"The Untouchables" was released as a Special Collector's Edition on DVD a couple of years back. The supplements contained on that release have migrated to the high definition era and are shown in standard definition on the Blu-ray release. Most of the supplements contained on the platter are part of a making of documentary that is quartered down into parts. The first part, The Script, The Cast (18:32) features vintage moments with the director and the cast and a few more recent moments with De Palma as they detail how the film's story and cast came together. Connery and Costner are in costume, as their segments were taken during the making of the film. The second part, Production Stories (17:19) moves away from the hardships and efforts in assembling the men that would act in the film and looks more at the hardships in reproducing the corrupted world of Prohibition era Chicago. This supplement features the film's Director of Photography, Stephen H. Burum. Interestingly, Burum wanted to do the film in black and white.
The second half of the documentary moves away from the production elements and looks at the art of filmmaking. Reinventing the Genre (14:24) discusses how the Mob/Gangster films were done so many times that De Palma and his band of filmmakers looked to bring a John Ford feeling to the picture and give a grand feeling to the picture. The fourth and final quarter of the documentary, The Classic (5:41) is a short and sweet look at the film's score as done by Ennio Morricone. The visually strong film features a compelling score by the veteran composer and the Director of Photographer steps in to discuss his views on the sound of the film. Two other supplements round off the offerings. Original Featurette: The Men (5:26) and the Theatrical Trailer are the last two selections on the Extras menu. "The Men" is a five minute EPK bit from the film's release window and the trailer is the only extra presented in high definition.
It has been a couple years since I last sat down and enjoyed "The Untouchables" and I was quickly reminded at how cool Connery and the film itself were.
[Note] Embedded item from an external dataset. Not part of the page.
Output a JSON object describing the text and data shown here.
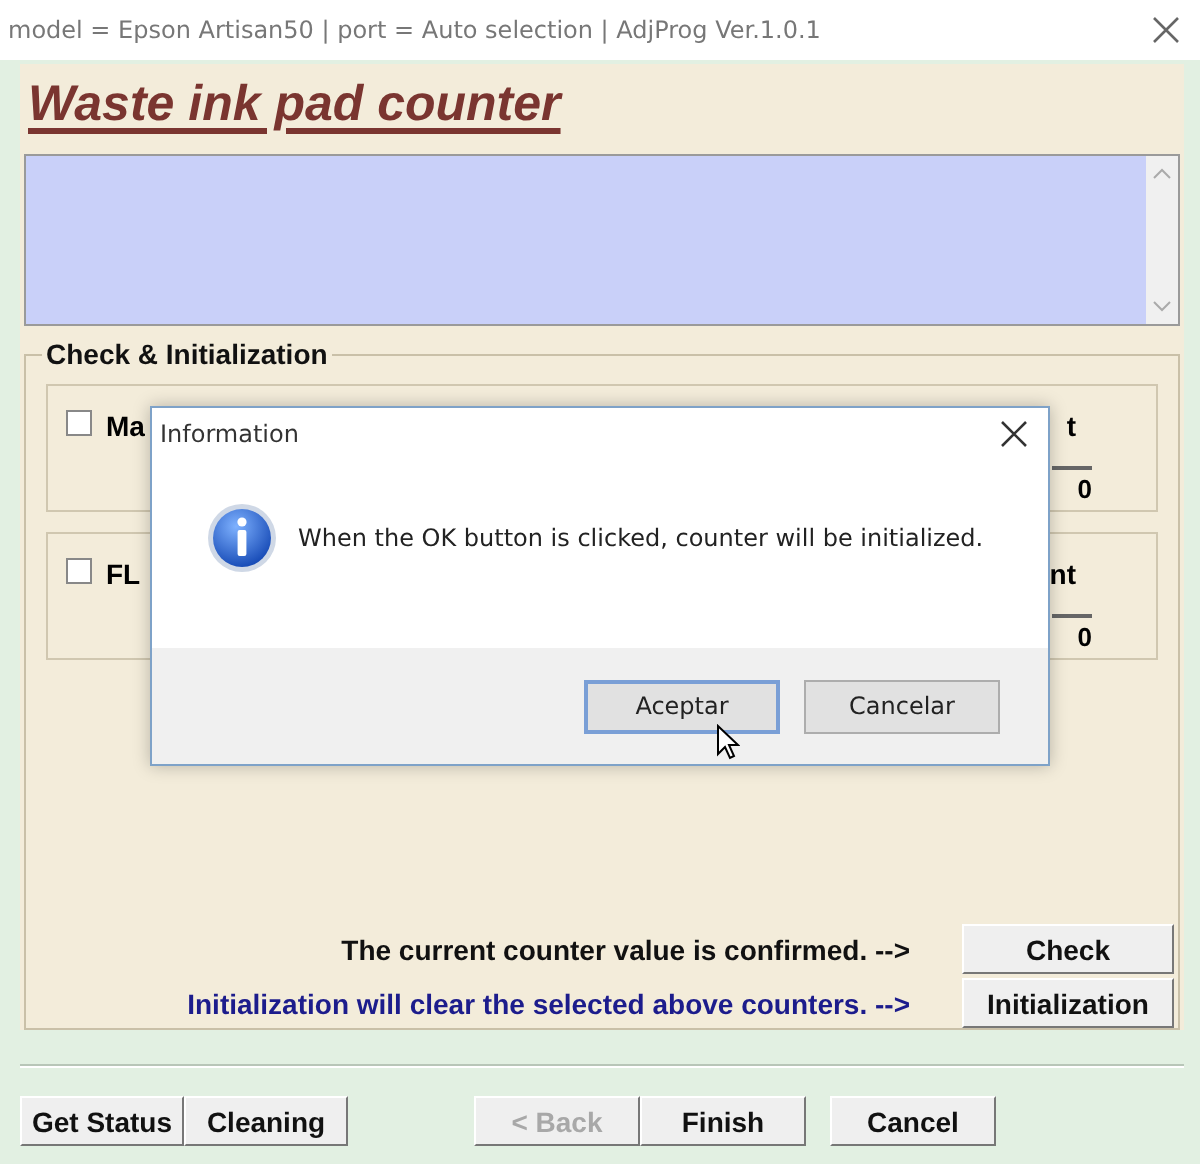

In its high definition glory, I had to watch the Union Station sequence a couple of times. It looked just so damn cool. Connery and De Niro were already legends and their performances were as expected. Costner was a lesser known actor at the time, but he stands strong among his two better known co-stars and showed that given the right material, he is a potent leading man. The Blu-ray release of this classic film looks and sounds very good. The picture quality only suffers from a minimal amount of film grain and a couple minor instances of softness. The sound is mostly contained in the front channels, but very good given the vintage. The extras are mostly comprised of an hour long documentary, but it is worth taking a look at. Overall, this is a very nice package for the twenty year old film and hopefully, a whole new generation of viewers can discover how cool this film is.